Lee: I think most people would agree that for the Mac user who needs to use Windows occasionally, WIndows 7 is the best bet.

furbies

I’ve found that for the occasional use I have for WinDoze, VirtualBox is enough. You do need to be a little more tech savvy perhaps, but there’s always the interweb if you get stuck….

ctopher

Furbies is correct, VirtualBox does get the job done, but it can be very fiddely. If you want a smooth experience, Parallels is the way to go. Also, I have noticed that Parallels seems faster and generally “just works.” but if you don’t mind configuring your own virtual ethernet device, then have at it with VirtualBox. Once you get it configured and working you’ll have a feeling of accomplishment.

As an aside, I’ve purchased Parallels as part of several bundles from MacUpdate (I think I started with Parallels 4 in 2009?) For $49.00 I got a new Parallels license and other useful stuff.
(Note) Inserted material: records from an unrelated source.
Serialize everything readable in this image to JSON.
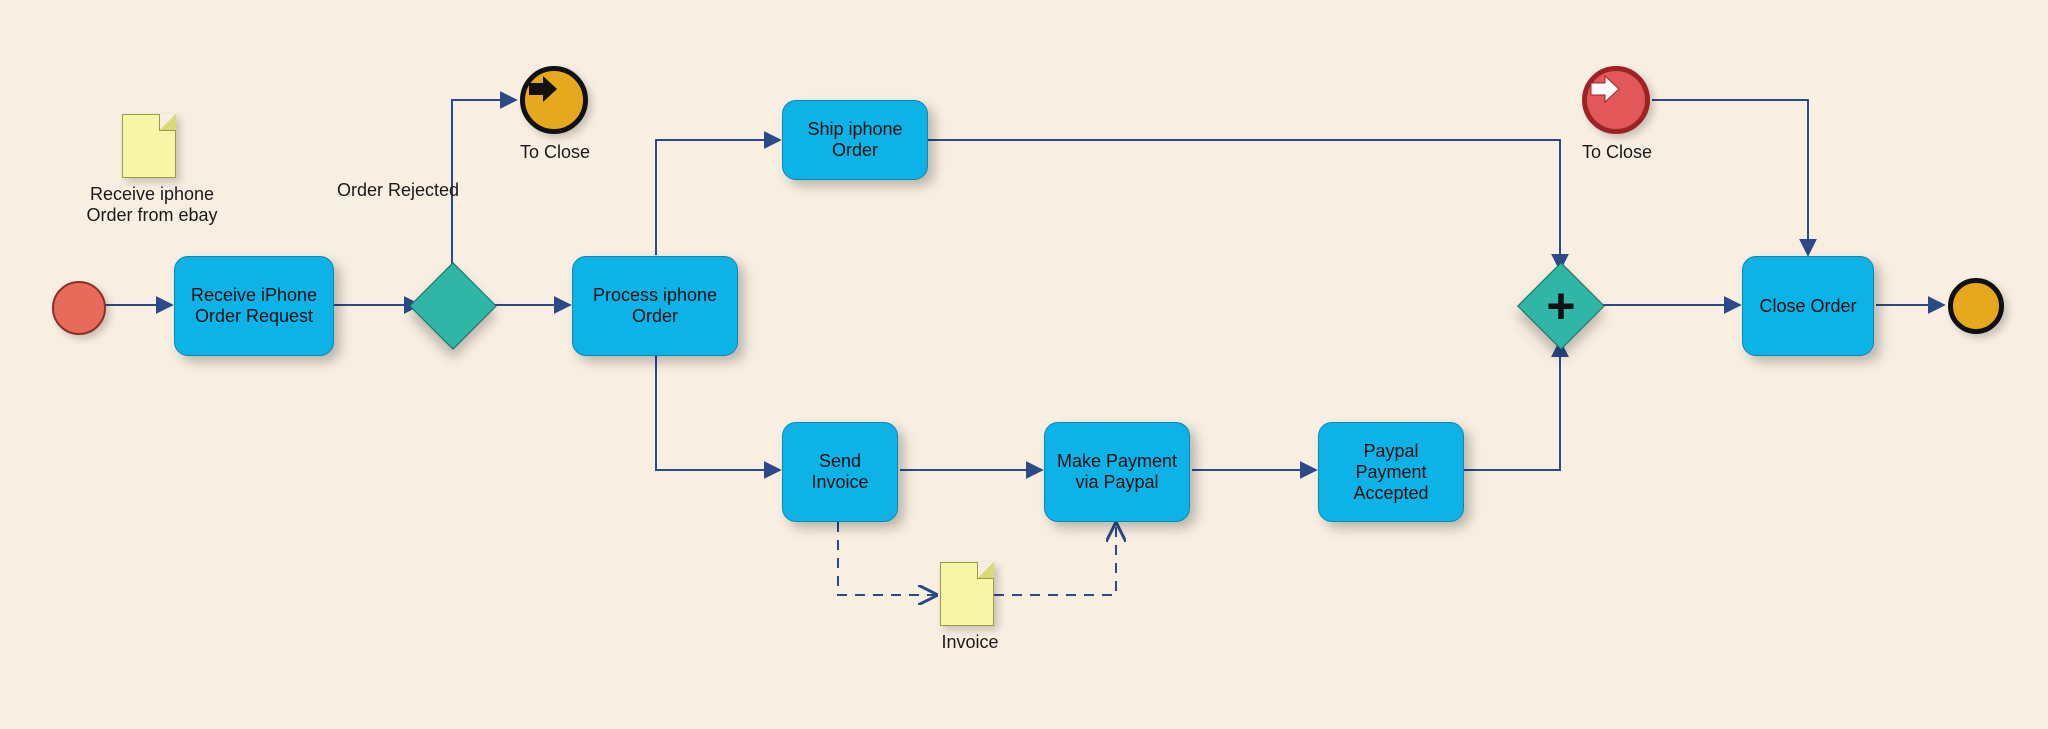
{
  "nodes": {
    "receive_order": {
      "label": "Receive iPhone Order Request"
    },
    "process_order": {
      "label": "Process iphone Order"
    },
    "ship_order": {
      "label": "Ship iphone Order"
    },
    "send_invoice": {
      "label": "Send Invoice"
    },
    "make_payment": {
      "label": "Make Payment via Paypal"
    },
    "payment_accepted": {
      "label": "Paypal Payment Accepted"
    },
    "close_order": {
      "label": "Close Order"
    }
  },
  "labels": {
    "order_rejected": "Order Rejected",
    "to_close_1": "To Close",
    "to_close_2": "To Close",
    "doc_receive": "Receive iphone Order from ebay",
    "doc_invoice": "Invoice"
  },
  "chart_data": {
    "type": "bpmn-flow",
    "events": [
      {
        "id": "start",
        "type": "start"
      },
      {
        "id": "link_throw_toclose",
        "type": "link-throw",
        "label": "To Close"
      },
      {
        "id": "link_catch_toclose",
        "type": "link-catch",
        "label": "To Close"
      },
      {
        "id": "end",
        "type": "end"
      }
    ],
    "gateways": [
      {
        "id": "gw_decision",
        "type": "exclusive"
      },
      {
        "id": "gw_parallel_join",
        "type": "parallel"
      }
    ],
    "tasks": [
      "receive_order",
      "process_order",
      "ship_order",
      "send_invoice",
      "make_payment",
      "payment_accepted",
      "close_order"
    ],
    "data_objects": [
      {
        "id": "doc_receive",
        "label": "Receive iphone Order from ebay"
      },
      {
        "id": "doc_invoice",
        "label": "Invoice"
      }
    ],
    "sequence_flows": [
      [
        "start",
        "receive_order"
      ],
      [
        "receive_order",
        "gw_decision"
      ],
      [
        "gw_decision",
        "link_throw_toclose",
        "Order Rejected"
      ],
      [
        "gw_decision",
        "process_order"
      ],
      [
        "process_order",
        "ship_order"
      ],
      [
        "process_order",
        "send_invoice"
      ],
      [
        "ship_order",
        "gw_parallel_join"
      ],
      [
        "send_invoice",
        "make_payment"
      ],
      [
        "make_payment",
        "payment_accepted"
      ],
      [
        "payment_accepted",
        "gw_parallel_join"
      ],
      [
        "gw_parallel_join",
        "close_order"
      ],
      [
        "link_catch_toclose",
        "close_order"
      ],
      [
        "close_order",
        "end"
      ]
    ],
    "associations": [
      [
        "send_invoice",
        "doc_invoice"
      ],
      [
        "doc_invoice",
        "make_payment"
      ]
    ]
  }
}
Maybe they’ll do it again?

Lee Dronick

Thanks for the info. VirtualBox is probably not for me, either Parallels or Boot Camp. Perhaps a Windows unit from a thrift shop, but what solution I settle on this isn’t yet a priority for me.

I had a beast of an HP laptop running Windows XP, but gave it to a friend who needed it much more than I.

mrmwebmax

+

Lee, I agree with John: Go with Windows 7. I just installed Parallels (v. 9) and Win 7 on a MB Pro for a co-worker’s college student (he needs Win for an accounting program) and it runs beautifully. Also, as I do use both Mac and Win, I’ve used both XP and 7 a lot, and Win 7 is actually a decent OS, certainly the best OS ever from Redmond. Not as good as OS X, but it gets the job done.

That said, true story: You know those little dialog bubbles that pop up on the task bar? Just yesterday, at work, after waking my Dell Win 7 machine, the mouse wouldn’t work. This has happened before, so I unplugged it, plugged it back in, and it still wouldn’t work. Then a dialog bubble popped up and said something like:

“USB device not recognized. Click here to resolve issue.”

DUH. It was the freakin’ USB mouse, so how was I going to click anywhere? Gotta love MS: The company who once gave us the alert:

“Keyboard not detected. Click any key to continue.”

smile

Log-in to comment